Along this stretch of the LL there are lots of swing bridges, and it was nice to only have to do a few as we cruised with Knot so Fast and Boo Boo. We were joined by NB Uhuru, but lost Boo Boo at some point. We moored up in the middle of nowhere and prepared for the next day adventure, the Bingley 5 and 3 rise. These are huge staircase locks and usually manned by people from CRT. A quick explanation, this type of lock is as it suggests is a staircase, and one lock leads into the next without a gap between,  they have to be set in a particular way to allow passage through.

We turned up at the top of the locks in good time, and were told by a very helpful lockie called Miles, that it would be about an hour and we were paired up with a hire boat called Carraway. The time came, and as usual I was off the boat helping with the locks. As it turned out Miles was a Derbyshire lad and had lived in Belper, which is a town quite close to Ripley my home town, so we had plenty to chat about.

We got down the Bingley locks without any problems, but unfortunately this didn’t last.

At the next set of locks, a staircase again, we were happy to see 2 boats coming up. The crew from Carraway joined me to learn how to do locks, as it was their first time on a boat. They were a mixture of American and English, and very enthusiastic.

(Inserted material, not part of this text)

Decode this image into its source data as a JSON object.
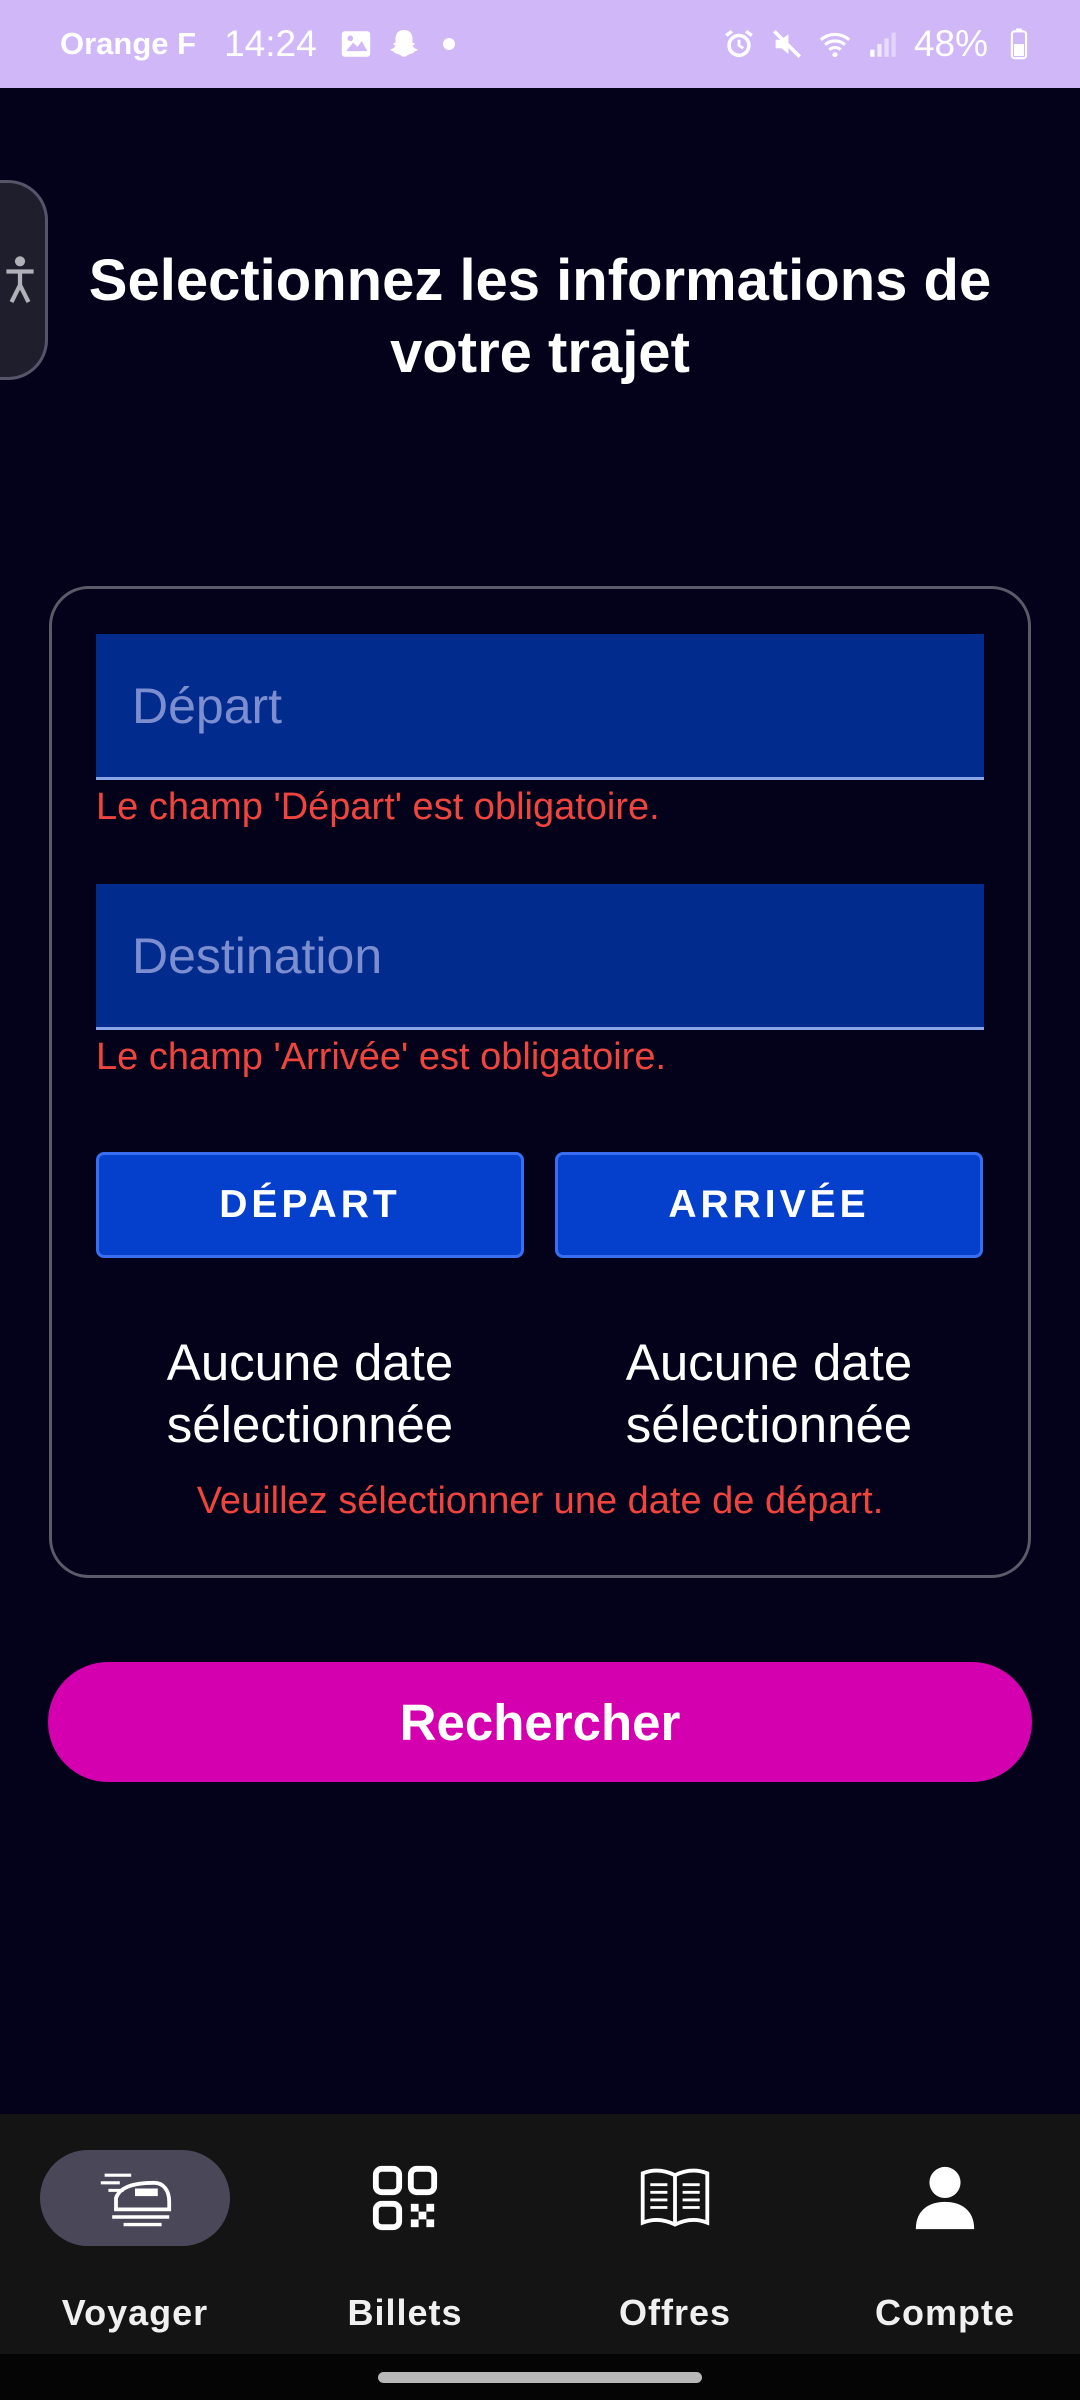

 We went into the lock and I checked to see everything was ok to proceed, we started to let the water into the next chamber but it soon became apparent there was something wrong, as the chamber the boats were in would not empty enough to allow the gates to be opened. Then some bright spark realised that the boats going up hadn’t closed all of the paddles correctly, and this was causing the problem. It was soon fixed and we were on our way.

We had a great time with Judi, Mark, Peter, Lauri, Mark and Marci. They were stopping at Saltaire too, and as we knew how shallow the canal was at the sides to moor we did our best to help them, but they got truly grounded at one point, and as we had just found a place to moor, the Captain went off to rescue them, and we soon had them moored behind us and were presented with a bottle of wine for our help, thanks guys.

We love Saltaire, and I am very pleased to say the mooring has improved greatly since the last time we visited, but it is still not brilliant. We had a walk into town and tried Fannies Ale House and the Cap and Collar again, and also the Salt Cellar and Don’t Tell Titus, all good pubs in their own ways.

Well the problems with the staircase locks didn’t end that day, and at the next set we had paired up with NB Lunar Princess, (Judy and crew had winded and headed back to Keighley were they were going to catch a steam train to Haworth, what an experience).

We set the locks as per the instruction, (there were 3 locks in this set) top one full, middle lock half full and bottom lock empty. The boats went in and we opened the paddles to fill the middle lock with the water from the top lock, but the boats just kept going down and down until they were sat of the floor of the lock. This wasn’t right and looking down the locks the bottom lock which should have been empty was now full and the water was pouring over the bottom gates. Definitely not right. Someone had left one of the ground paddles up on the middle lock and this allowed most of the water straight into the bottom lock. Not good

We had a dilemma because the water in the top lock was so low it had exposed the inlet for the ground paddles, and as Lunar Princess was longer than us, if we opened the one on their side we would have flooded their engine bay. Luckily, as we were shorter, the Captain pulled Avalon Two forward and away from the inlet on his side, and we opened that paddle slightly and started to fill the lock once again, we had closed the rogue paddle of course. It took some time, but as the boats rose we were able to open the other paddles. Eventually the locks were all set as they should be and we made it down. Disaster averted.

More tales of staircase locks next time.